We don’t have that many stories like this in gaming. While we have plenty of coming-of-age stories, we don’t often see our characters grow old and remorseful. We saw Nathan Drake mature as Uncharted went on, but by the end, he didn’t really change all that much. Surprisingly, with this new God of War, we get to see one of gaming’s most violent characters actually change.

Kratos was notoriously a pretty awful person. His reign of vengeance started off when he was tricked into killing his own family while trying to kill other people’s’ families. With his entire arc basically being a straight line of progression, staying in the same state of rage throughout the series, he quickly became very one-dimensional with his personality being expressed mainly through hyper-violence and sex with piles of women. With the series spanning 13 games and 13 years, progress had to be made in terms of character arcs and motivations.

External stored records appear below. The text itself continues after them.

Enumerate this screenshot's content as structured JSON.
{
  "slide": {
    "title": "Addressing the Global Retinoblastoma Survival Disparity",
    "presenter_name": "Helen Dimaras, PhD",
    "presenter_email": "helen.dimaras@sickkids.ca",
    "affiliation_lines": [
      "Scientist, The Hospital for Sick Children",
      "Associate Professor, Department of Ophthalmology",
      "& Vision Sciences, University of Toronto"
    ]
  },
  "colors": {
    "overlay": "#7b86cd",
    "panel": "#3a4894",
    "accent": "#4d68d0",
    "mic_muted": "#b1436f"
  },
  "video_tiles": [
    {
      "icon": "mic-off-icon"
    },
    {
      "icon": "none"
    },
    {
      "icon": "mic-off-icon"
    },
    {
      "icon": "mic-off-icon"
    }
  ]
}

In the new God of War, we see a much more somber and remorseful Kratos that seems like he’s had a lot of time to reflect on his actions. The way this is expressed is written so beautiful and bittersweet. You can feel how much older and wiser Kratos has become from how he tries to keep his past from his son and how he handles confrontations now. For the first time, we see someone coming to Kratos’s own home to challenge him and Kratos being very reluctant to fight him. No one would dare do this back when he was ripping heads off freely.

Similarly to Logan and 4 Your Eyez Only, Kratos’s growth is in part due to having to take care of a child and not wanting that child to repeat the bad decisions he’s made. As the game progresses, you can see Atreus losing control of his rage and Kratos trying to keep him from doing so, because he knows what could happen if he does. This is an amazing way to humanize Kratos as a character like he hasn’t been before. Give him something to care about other than himself.

One of my favorite things about video games is how well a game can tell a story through gameplay. Even the gameplay of God of War show Kratos’s age while evolving it and keeping it fun. The camera has gone from a fixed angle to an over-the-shoulder, more personal camera angle. When you first start the game, you’ll notice how much slower it feels compared to the previous games. The game starts you off with an axe and few, but very challenging enemies, making you have to fight more deliberately and strategically than when you could just whip your blades around killing everything in sight. Kratos could take down gods in the previous games, but what would be the filler enemies in the original series can now take down Kratos in just a few hits. The difficulty, while giving players a great challenge, does help to enforce how old and untrained Kratos has gotten.

Kratos, the protagonist, ripping a man’s head off to use as a flashlight.

The perfect way to age a video game character, mature his motivations and use the gameplay to illustrate his growth.

With the original series being one of the best power fantasies in gaming, it’s amazing how well it’s been transformed into a grounded story. God of War is a landmark for the series and it’ll definitely be making it onto a lot of game of the year lists this year. If you have a PS4, it’s a definite must-buy, especially for how well the story’s done this time around.